U.S. labor productivity plunged first quarter in the largest decline since 1947, then dropped by the highest annual amount on record in the second according to the Bureau of Labor Statics. The third quarter data indicates year-over-year output saw three consecutive declines for the first time since 1982.
So what is going on? One expert says there are several factors contributing to the drop in productivity, and the problem is likely to persist for some time.
Julie Bauke, founder and chief career strategist with The Bauke Group, told FOX Business the decline in output from the current workforce was largely inevitable – COVID just sped it up. In short, she says, "The world of work right now is a mess."
The U.S. workforce is stretched thin in this tight labor market – and people are just plain burnt out.
For starters, Bauke noted, the pandemic caused many older, seasoned workers to retire early, and the spots left behind by those "boomers" are being filled by an insufficient number of less-experienced workers from younger generations.
Not only do Gen X and Gen Z workers lack some of the institutional knowledge as older workers, Bauke says, but they are also less willing to put in the long hours their boomer managers might expect.
At the same time, the older workers that remain now tend to be less willing to sacrifice their health or family time to take on loads of extra work.
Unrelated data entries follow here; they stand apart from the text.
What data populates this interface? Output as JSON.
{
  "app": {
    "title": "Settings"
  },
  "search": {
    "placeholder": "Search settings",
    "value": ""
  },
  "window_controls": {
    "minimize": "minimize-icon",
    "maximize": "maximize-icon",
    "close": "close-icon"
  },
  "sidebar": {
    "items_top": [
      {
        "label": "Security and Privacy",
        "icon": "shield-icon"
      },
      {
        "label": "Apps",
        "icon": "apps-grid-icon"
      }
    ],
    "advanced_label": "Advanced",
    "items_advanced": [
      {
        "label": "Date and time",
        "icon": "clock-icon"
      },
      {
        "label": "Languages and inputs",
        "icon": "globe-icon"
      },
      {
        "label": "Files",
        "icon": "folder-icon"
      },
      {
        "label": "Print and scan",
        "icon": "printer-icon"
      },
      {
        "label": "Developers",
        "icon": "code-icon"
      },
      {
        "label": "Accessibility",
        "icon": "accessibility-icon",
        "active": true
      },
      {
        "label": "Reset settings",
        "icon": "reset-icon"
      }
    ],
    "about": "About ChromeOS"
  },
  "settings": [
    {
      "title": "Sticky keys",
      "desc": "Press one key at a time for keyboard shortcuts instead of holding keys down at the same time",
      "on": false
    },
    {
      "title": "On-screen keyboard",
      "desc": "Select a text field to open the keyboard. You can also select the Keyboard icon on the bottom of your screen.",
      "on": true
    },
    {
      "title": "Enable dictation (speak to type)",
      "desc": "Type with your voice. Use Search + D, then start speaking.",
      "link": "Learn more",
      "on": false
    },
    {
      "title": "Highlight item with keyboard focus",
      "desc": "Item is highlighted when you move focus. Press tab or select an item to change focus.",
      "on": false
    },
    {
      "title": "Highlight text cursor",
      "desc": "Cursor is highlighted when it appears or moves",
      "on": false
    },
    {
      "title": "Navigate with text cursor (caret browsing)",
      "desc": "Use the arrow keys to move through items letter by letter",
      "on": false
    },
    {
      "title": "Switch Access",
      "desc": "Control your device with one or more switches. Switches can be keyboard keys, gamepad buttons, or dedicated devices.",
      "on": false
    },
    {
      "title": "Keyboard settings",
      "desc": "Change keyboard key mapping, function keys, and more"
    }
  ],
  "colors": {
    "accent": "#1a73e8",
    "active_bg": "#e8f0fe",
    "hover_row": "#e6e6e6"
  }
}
Adding to the problem, month upon month of persistent talent shortages means workers are being asked to do more than just their own job because employers have been unable to fill many open positions.
With recession fears growing, the problem is getting even worse.
Bauke says the first thing companies do when they are looking at cutting back their workforce is to cancel open positions, and "What message does that send to the people back at work who have been doing two jobs? It says the cavalry is not coming."
She argues companies have been pushing their employees to the point that the workers don't care anymore. But, with fewer positions open and a recession looming, workers are scared to leave their jobs out of fear that they would be the first to be laid off if they took a new position elsewhere.
"People are discouraged," Bauke added. "They are feeling hopeless and helpless."